As a publisher, every now and then I saw reviews which are so good, I thought I should thank the reviewer with something more than "thanks". What can a publisher offer that will actually be useful?
- Cash. This is probably not happening. Cash is too liquid, too precious a resource to offer. The only conceivable way top management might be persuaded is to have a small pool of best reviewer prizes (say 5 prizes/year @ $500 each), company wide. That makes it hard to reward all good reviewers, since there're tens of thousands of reviewers a year. I also suspect that if top management were to entertain such an idea, they'd prefer to have a best paper award.
- Best reviewer certificate. I don't see this as very useful though, since it's just a computer graphic. Plus they're easily hacked - I changed one of these to put my name on it instead of the reviewers', which might be enough to deceive a casual observer.
- A free book from the publisher's collection. This is more doable but is not cheap (since it also requires postage), so I won't be able to do send many of these - maybe one / year.

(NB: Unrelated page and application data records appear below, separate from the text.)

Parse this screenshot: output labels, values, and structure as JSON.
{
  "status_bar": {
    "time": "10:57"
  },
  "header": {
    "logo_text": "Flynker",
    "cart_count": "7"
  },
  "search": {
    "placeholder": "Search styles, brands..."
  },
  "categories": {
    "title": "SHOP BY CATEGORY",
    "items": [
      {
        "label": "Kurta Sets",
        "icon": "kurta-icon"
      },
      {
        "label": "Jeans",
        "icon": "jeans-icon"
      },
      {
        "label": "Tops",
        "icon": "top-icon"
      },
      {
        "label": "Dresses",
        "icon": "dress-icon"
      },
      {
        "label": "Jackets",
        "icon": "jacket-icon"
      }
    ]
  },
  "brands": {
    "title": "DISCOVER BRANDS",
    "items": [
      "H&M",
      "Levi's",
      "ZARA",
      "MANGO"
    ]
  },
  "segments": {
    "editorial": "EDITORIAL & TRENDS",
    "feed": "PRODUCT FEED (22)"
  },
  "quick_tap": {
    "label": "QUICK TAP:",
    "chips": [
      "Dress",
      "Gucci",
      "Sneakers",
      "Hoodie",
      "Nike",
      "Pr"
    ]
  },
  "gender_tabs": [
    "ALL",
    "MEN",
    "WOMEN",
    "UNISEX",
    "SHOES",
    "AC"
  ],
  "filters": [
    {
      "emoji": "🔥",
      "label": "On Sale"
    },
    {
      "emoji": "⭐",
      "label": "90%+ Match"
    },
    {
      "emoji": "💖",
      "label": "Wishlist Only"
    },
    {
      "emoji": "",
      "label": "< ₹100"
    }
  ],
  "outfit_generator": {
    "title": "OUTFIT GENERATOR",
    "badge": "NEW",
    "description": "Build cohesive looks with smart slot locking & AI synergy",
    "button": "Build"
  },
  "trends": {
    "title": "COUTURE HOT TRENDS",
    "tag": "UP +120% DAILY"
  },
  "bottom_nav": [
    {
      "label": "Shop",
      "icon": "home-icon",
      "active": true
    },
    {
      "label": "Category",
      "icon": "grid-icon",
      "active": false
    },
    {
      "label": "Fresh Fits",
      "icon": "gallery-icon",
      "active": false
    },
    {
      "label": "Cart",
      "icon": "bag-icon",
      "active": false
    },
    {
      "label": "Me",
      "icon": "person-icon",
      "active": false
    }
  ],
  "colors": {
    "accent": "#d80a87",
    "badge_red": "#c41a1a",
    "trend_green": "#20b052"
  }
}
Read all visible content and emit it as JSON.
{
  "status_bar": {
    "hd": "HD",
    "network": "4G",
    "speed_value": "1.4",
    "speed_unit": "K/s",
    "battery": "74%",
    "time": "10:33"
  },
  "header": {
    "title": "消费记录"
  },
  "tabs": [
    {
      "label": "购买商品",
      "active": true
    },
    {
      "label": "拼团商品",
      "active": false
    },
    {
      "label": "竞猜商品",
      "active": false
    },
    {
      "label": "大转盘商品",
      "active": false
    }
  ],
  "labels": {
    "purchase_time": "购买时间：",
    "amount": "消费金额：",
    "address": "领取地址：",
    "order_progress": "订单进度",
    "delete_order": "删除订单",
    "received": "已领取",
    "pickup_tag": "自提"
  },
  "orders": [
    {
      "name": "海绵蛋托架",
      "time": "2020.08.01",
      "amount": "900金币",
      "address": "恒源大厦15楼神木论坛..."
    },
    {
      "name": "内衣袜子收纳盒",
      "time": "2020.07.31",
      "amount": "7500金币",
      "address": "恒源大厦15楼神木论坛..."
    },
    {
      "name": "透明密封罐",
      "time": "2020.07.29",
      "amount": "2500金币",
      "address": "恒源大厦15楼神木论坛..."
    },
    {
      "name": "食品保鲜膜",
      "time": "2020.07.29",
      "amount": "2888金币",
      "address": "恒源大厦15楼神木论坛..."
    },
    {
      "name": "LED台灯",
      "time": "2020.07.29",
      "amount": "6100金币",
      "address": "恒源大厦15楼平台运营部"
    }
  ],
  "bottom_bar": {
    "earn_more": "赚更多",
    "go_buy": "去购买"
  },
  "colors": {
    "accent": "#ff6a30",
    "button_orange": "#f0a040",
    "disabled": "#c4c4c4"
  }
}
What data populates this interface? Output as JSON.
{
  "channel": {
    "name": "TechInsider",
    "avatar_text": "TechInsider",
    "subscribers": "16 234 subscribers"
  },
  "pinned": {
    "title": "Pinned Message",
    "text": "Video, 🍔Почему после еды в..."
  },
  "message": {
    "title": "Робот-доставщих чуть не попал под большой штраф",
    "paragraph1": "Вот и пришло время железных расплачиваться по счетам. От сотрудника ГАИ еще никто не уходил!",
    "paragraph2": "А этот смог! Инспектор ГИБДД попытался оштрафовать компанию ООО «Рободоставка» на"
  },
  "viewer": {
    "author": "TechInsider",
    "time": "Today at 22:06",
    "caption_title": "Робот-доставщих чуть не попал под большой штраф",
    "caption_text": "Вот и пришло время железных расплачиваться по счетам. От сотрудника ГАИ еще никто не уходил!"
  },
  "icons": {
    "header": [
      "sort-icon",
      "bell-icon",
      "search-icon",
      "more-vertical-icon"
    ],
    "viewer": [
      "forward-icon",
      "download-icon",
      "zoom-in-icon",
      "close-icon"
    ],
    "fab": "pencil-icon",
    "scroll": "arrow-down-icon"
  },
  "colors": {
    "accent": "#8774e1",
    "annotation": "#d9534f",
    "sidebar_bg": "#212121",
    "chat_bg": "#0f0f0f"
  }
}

- Cheaper open access. This is doable: there's a discretionary range with open access article processing charges (to e.g. offer bulk discounts and to waive them for authors from developing countries). However many reviewers never publish in the journal they review for, and even if they do they might not want to publish open access. I am not sure how useful this is.
- A personal subscription to ___ journal. Not sure how useful this either since the reviewer probably already has access to the journal via his or her institution, and if not, there are (usually) other ways to access a needed paper.
- Something else?
Edit: Thanks for all the answers.
- Make best reviewer awards public: this should be easily done. My only concern is that this can break reviewer anonymity for small journals. Still, a central list of all the best reviewers who have reviewed for the publisher should be doable, with the only drawback being someone will have to compare reviewers from different journals (or there'll have to be set numbers of best reviewers for each journal, which would favour small ones at the expense of larger ones).
- Give reviewer feedback: unfortunately only the editorial board can do this. The publisher can suggest, but cannot force the editorial board to do it.
- Appoint as editors: it's potentially doable, but needs the approval of the rest of the editorial board.
- Free store credit: this is doable, maybe even better than providing free books from the perspective of the publisher. After all, the publisher would not have to pay postage charges, and it's a revenue-generating activity. Making it transferable would be a nice touch!
- Free mugs/T-shirts etc: considering publishers make books and journals (instead of mugs and t-shirts), I am not sure this is a good idea.
- Reception at conference: the problem with this is the cost. First one would have to rent the necessary space (expensive) followed by send staff there (also expensive). It would be pretty hard to get some kind of personalized welcome; the staff that attend will probably not be those handling the journal for example, and there might be reviewers for multiple different journals at the same reception. I can float the idea, but not hopeful.
Again, thanks for ideas.